(Records provided Opens)

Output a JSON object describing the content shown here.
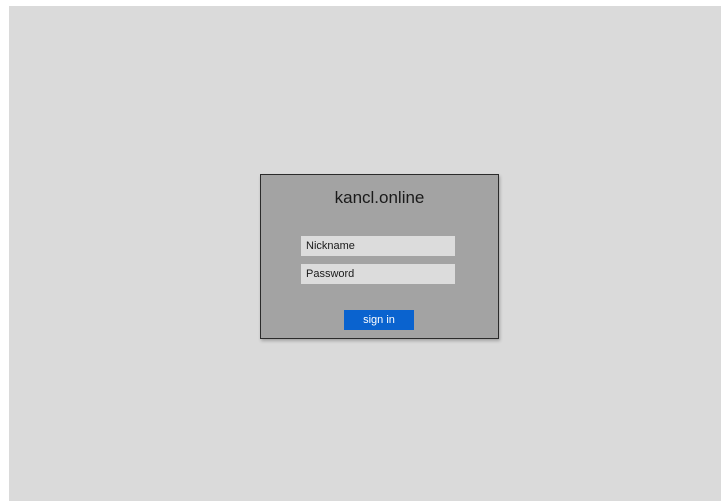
{
  "login": {
    "site_title": "kancl.online",
    "nickname_placeholder": "Nickname",
    "password_placeholder": "Password",
    "sign_in_label": "sign in"
  }
}
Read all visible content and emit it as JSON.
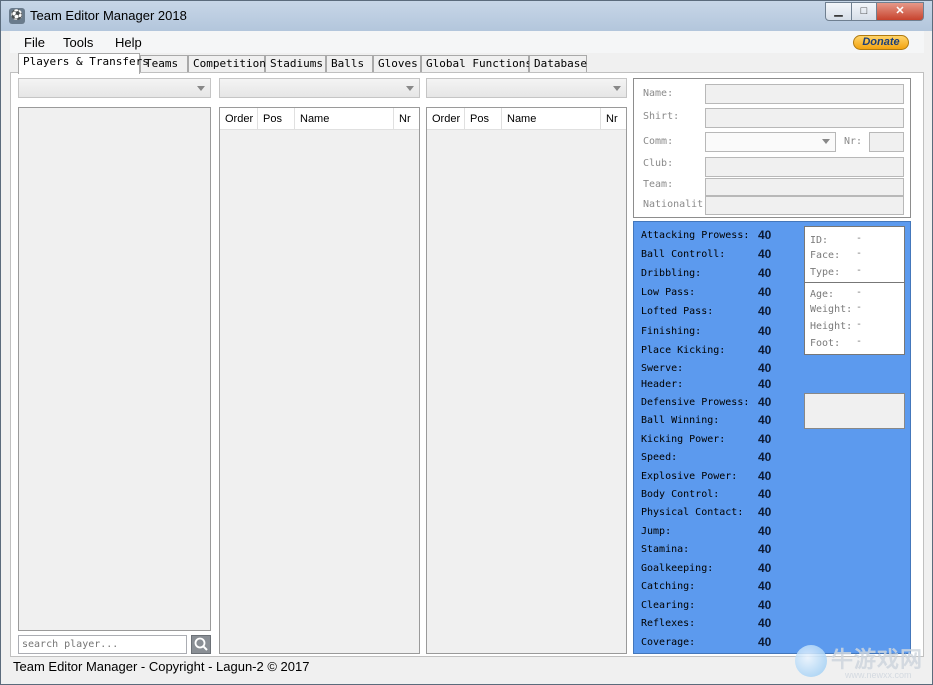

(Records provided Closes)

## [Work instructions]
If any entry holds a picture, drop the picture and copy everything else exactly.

## [Written reply]
Output a JSON object describing the content shown here.
{
  "login": {
    "site_title": "kancl.online",
    "nickname_placeholder": "Nickname",
    "password_placeholder": "Password",
    "sign_in_label": "sign in"
  }
}
Read all visible content and emit it as JSON.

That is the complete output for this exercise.